Whether you do or do not yet have experience with a version control system, you can glean important information and numerous useful tips from this book’s 21 chapters and 434 pages. Version Control with Git covers a lot of vital ground in a well-organized how-to fashion, with plenty of code samples and related illustrations.

One example out of its many key lessons: “As the developer of content for a project using Git, you should create your own private copy, or clone, of the repository to do your development. This development repository should serve as your own work area where you can make changes without fear of colliding with, interrupting, or otherwise interfering with another developer.”

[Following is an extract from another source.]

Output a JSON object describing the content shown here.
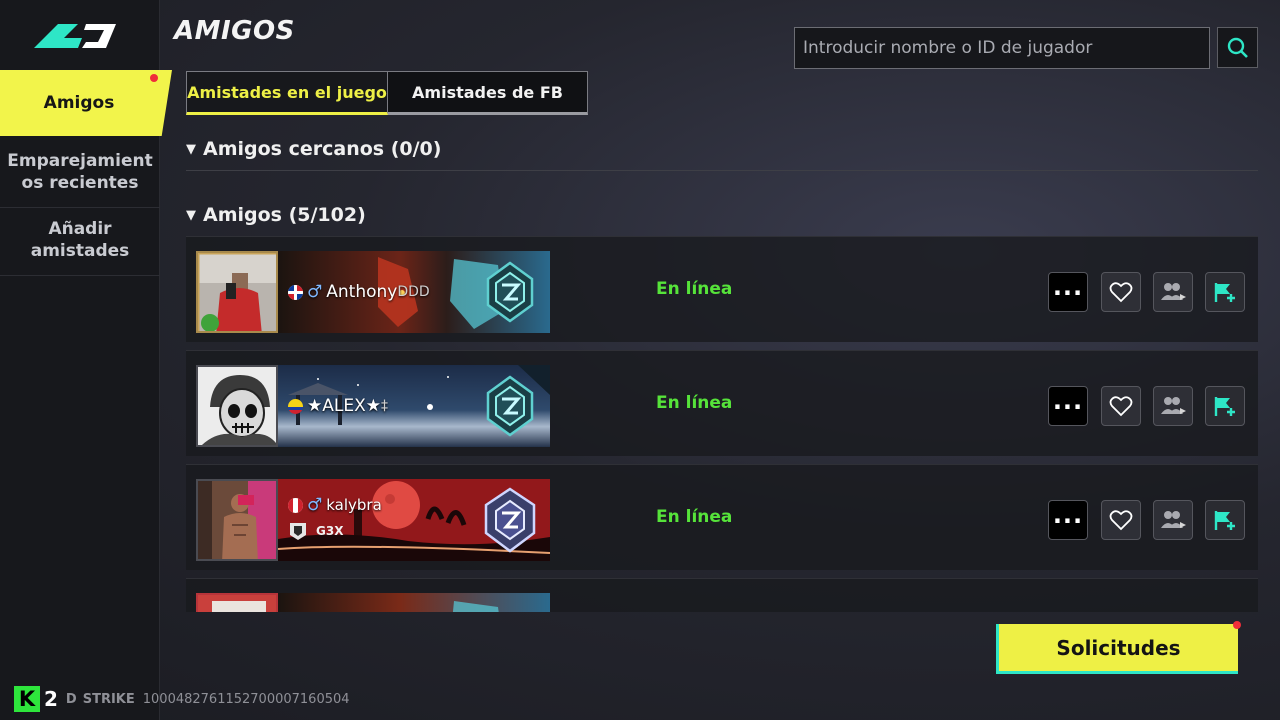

In another key lesson, they show how to use git stash, “the mechanism for capturing your work in progress, allowing you to save it and return to it later when convenient….the stash is a quick convenience mechanism that allows a complete and thorough capturing of your index and working directory in one simple command. It leaves your repository clean, uncluttered, and ready for an alternate development direction. Another single command restores that index and working directory state completely, allowing you to resume where you left off.”

In a software development environment where everything is a crisis and priorities change hourly on what should have been finished yesterday, git stash save and git stash pop may become two of your favorite commands.

The book describes installing versions of Git for Linux and Microsoft Windows, and for running within Cygwin. It also can be run on Mac OS X and Solaris systems. Meanwhile, most of the book’s chapters focus on using the Git command line tool. But the new 2nd edition also devotes a chapter to what many Git users consider the most vital tool that has emerged from the big online community that now surrounds Git: GitHub.com.

Developers often clone a repository from GitHub. Several types of public and private repositories also can be created there. And so-called “social coding” is available. Indeed, many open source projects are hosted on GitHub, and some of them attract people who simply watch the coding, while others do coding in personal “forks” that may or not prove helpful to those more officially involved in the project. Yet another popular use of GitHub is finding useful code examples in particular programming languages.

Whether Git is in your working future or it’s already here, or if you’re still wondering if it can help you, definitely check out Version Control with Git.

Si Dunn